* EXCERPTED DATA:

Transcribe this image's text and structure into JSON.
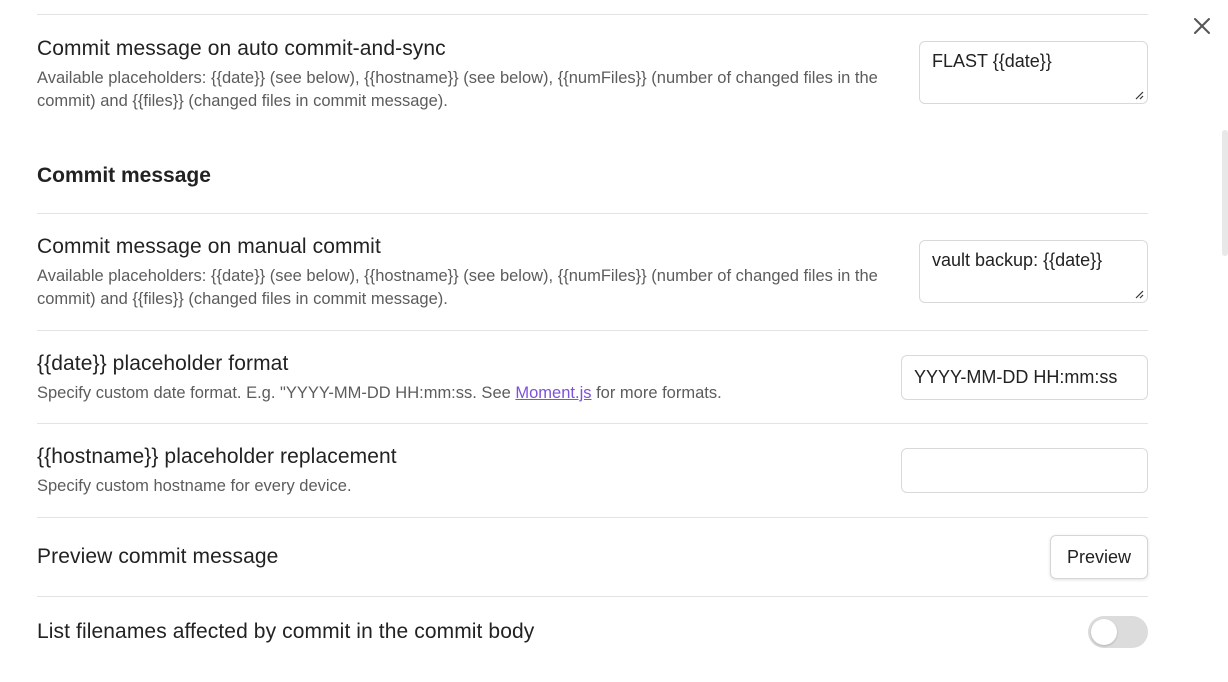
{
  "close_icon": "close-icon",
  "auto_commit": {
    "name": "Commit message on auto commit-and-sync",
    "desc": "Available placeholders: {{date}} (see below), {{hostname}} (see below), {{numFiles}} (number of changed files in the commit) and {{files}} (changed files in commit message).",
    "value": "FLAST {{date}}"
  },
  "section_heading": "Commit message",
  "manual_commit": {
    "name": "Commit message on manual commit",
    "desc": "Available placeholders: {{date}} (see below), {{hostname}} (see below), {{numFiles}} (number of changed files in the commit) and {{files}} (changed files in commit message).",
    "value": "vault backup: {{date}}"
  },
  "date_format": {
    "name": "{{date}} placeholder format",
    "desc_prefix": "Specify custom date format. E.g. \"YYYY-MM-DD HH:mm:ss. See ",
    "desc_link": "Moment.js",
    "desc_suffix": " for more formats.",
    "value": "YYYY-MM-DD HH:mm:ss"
  },
  "hostname": {
    "name": "{{hostname}} placeholder replacement",
    "desc": "Specify custom hostname for every device.",
    "value": ""
  },
  "preview": {
    "name": "Preview commit message",
    "button_label": "Preview"
  },
  "list_filenames": {
    "name": "List filenames affected by commit in the commit body",
    "enabled": false
  }
}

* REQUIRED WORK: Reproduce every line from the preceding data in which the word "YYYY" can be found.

* RESPONSE TO THE EXERCISE:
    "desc_prefix": "Specify custom date format. E.g. \"YYYY-MM-DD HH:mm:ss. See ",
    "value": "YYYY-MM-DD HH:mm:ss"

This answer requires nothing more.